Whenever a line in the records below holds the string "true", copy it out.

[Start of section]

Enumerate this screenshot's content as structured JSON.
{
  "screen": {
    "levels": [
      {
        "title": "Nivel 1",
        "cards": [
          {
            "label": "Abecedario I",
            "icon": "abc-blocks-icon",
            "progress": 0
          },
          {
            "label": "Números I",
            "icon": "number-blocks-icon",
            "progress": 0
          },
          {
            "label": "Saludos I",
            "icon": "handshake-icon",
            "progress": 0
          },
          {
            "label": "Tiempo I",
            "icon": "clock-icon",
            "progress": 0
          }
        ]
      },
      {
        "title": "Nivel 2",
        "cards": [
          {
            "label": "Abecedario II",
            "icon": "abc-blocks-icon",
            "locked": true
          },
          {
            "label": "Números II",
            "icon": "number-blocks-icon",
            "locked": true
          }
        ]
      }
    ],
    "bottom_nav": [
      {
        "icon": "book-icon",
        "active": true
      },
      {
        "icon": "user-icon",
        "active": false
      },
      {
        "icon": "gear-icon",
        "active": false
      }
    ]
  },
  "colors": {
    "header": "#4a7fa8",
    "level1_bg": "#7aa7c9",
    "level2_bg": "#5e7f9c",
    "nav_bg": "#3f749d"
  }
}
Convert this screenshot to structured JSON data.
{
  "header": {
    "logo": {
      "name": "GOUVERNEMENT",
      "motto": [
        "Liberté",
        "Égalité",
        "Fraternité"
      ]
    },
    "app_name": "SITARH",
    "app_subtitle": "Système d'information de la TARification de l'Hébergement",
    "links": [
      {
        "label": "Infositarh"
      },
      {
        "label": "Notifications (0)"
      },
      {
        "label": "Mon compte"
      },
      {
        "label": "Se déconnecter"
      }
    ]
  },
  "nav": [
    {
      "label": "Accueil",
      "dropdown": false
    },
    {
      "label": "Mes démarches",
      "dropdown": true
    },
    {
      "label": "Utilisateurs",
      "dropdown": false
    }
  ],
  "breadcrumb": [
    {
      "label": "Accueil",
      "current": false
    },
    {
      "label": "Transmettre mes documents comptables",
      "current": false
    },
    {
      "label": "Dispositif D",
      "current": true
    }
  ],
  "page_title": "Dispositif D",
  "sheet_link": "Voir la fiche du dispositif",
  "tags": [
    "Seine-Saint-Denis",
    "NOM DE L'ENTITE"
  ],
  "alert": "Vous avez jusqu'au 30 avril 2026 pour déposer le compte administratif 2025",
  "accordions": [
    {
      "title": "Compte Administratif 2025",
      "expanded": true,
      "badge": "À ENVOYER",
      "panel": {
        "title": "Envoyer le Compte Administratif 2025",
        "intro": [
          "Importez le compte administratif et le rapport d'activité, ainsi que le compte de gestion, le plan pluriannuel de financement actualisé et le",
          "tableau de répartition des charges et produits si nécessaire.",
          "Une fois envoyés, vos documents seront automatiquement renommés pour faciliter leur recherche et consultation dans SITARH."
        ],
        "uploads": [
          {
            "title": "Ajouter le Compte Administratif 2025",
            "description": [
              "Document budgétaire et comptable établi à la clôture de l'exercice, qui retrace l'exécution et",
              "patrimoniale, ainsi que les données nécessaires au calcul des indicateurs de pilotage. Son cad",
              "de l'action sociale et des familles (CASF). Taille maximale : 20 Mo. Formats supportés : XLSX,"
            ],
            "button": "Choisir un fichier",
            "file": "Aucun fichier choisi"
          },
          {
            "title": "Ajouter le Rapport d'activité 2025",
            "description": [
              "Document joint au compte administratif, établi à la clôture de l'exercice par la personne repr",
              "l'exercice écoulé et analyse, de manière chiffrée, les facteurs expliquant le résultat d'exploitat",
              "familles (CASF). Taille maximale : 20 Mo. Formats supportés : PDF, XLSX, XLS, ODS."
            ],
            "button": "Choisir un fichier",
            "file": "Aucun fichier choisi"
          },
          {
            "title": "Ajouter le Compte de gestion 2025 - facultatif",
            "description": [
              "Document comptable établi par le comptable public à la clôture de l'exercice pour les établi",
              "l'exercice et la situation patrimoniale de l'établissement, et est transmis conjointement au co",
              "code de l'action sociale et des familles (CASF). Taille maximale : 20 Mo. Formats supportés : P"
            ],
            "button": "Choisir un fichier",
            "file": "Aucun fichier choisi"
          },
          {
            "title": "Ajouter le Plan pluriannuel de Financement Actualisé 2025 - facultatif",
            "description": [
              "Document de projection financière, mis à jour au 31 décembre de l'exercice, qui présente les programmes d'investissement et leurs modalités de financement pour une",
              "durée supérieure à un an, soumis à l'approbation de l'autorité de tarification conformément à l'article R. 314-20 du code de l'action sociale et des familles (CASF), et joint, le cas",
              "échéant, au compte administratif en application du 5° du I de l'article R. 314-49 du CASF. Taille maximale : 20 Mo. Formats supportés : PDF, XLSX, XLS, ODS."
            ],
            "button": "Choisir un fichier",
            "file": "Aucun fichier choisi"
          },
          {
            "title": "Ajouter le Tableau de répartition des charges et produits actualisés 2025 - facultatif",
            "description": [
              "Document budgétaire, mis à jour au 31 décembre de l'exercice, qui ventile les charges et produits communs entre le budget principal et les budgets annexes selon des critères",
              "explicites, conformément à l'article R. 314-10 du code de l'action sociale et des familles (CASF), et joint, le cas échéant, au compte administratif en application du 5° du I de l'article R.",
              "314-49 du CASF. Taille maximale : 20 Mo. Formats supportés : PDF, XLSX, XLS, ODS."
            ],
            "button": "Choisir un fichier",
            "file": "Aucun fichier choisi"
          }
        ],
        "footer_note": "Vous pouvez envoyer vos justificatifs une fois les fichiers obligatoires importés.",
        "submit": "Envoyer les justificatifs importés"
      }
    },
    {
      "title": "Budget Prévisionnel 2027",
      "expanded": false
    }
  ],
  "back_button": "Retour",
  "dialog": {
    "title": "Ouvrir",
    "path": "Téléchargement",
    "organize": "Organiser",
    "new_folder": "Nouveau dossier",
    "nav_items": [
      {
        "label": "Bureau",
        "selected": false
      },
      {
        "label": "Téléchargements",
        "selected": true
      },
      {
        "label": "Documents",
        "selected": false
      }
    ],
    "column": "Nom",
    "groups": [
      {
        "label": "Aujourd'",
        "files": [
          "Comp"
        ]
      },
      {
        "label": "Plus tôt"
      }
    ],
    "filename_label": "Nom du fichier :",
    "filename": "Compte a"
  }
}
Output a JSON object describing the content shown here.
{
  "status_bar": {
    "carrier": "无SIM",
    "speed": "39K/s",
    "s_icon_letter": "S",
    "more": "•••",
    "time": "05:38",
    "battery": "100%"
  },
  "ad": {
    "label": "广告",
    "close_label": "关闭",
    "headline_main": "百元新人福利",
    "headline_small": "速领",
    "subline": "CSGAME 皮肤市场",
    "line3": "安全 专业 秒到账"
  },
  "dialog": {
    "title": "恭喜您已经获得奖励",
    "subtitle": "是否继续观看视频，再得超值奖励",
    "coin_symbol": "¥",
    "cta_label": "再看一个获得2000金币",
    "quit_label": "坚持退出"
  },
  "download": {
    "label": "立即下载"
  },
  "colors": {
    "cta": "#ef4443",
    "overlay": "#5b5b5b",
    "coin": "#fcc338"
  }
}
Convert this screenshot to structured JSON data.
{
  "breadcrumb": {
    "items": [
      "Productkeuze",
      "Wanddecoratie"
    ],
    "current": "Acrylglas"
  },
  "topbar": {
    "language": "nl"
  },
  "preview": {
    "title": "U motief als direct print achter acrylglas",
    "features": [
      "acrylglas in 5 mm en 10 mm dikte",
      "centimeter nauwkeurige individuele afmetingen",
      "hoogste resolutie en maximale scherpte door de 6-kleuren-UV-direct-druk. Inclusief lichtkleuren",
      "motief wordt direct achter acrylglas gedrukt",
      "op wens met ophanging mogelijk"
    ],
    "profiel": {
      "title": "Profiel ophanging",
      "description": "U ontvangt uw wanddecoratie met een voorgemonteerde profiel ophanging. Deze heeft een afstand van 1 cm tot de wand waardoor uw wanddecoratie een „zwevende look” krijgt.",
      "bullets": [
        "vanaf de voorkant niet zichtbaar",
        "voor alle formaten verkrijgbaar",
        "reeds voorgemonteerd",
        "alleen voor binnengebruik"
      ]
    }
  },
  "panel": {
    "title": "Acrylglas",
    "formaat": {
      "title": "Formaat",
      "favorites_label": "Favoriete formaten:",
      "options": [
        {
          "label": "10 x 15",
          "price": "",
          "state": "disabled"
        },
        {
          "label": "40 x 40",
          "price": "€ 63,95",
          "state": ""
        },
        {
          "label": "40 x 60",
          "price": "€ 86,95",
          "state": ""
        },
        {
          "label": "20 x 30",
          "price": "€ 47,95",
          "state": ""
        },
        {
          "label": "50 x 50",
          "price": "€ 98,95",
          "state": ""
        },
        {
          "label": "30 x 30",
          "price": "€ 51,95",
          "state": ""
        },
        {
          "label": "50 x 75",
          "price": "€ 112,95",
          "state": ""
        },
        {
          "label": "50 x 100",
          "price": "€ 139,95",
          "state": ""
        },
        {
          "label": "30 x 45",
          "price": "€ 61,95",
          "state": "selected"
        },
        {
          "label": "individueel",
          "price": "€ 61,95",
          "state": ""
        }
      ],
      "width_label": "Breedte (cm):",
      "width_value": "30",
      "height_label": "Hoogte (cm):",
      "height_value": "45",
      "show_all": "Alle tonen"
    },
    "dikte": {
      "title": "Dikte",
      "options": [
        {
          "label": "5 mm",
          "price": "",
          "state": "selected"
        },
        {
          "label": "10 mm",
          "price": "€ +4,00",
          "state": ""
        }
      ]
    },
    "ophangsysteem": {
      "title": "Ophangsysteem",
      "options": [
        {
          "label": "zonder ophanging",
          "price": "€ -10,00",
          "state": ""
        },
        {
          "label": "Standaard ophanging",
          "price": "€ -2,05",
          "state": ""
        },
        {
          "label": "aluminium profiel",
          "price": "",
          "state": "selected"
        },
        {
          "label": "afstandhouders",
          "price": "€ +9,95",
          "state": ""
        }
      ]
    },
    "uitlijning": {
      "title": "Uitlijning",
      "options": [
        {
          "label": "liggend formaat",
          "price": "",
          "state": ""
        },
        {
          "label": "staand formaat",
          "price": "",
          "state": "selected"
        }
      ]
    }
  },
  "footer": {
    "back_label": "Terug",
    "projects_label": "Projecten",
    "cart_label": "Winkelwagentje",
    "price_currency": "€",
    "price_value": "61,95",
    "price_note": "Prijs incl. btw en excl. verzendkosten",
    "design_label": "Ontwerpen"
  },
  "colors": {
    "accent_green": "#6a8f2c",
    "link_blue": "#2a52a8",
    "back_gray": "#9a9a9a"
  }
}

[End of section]

→ **Response to the exercise**:
            "locked": true
            "locked": true
        "active": true
      "dropdown": true
      "current": true
      "expanded": true,
        "selected": true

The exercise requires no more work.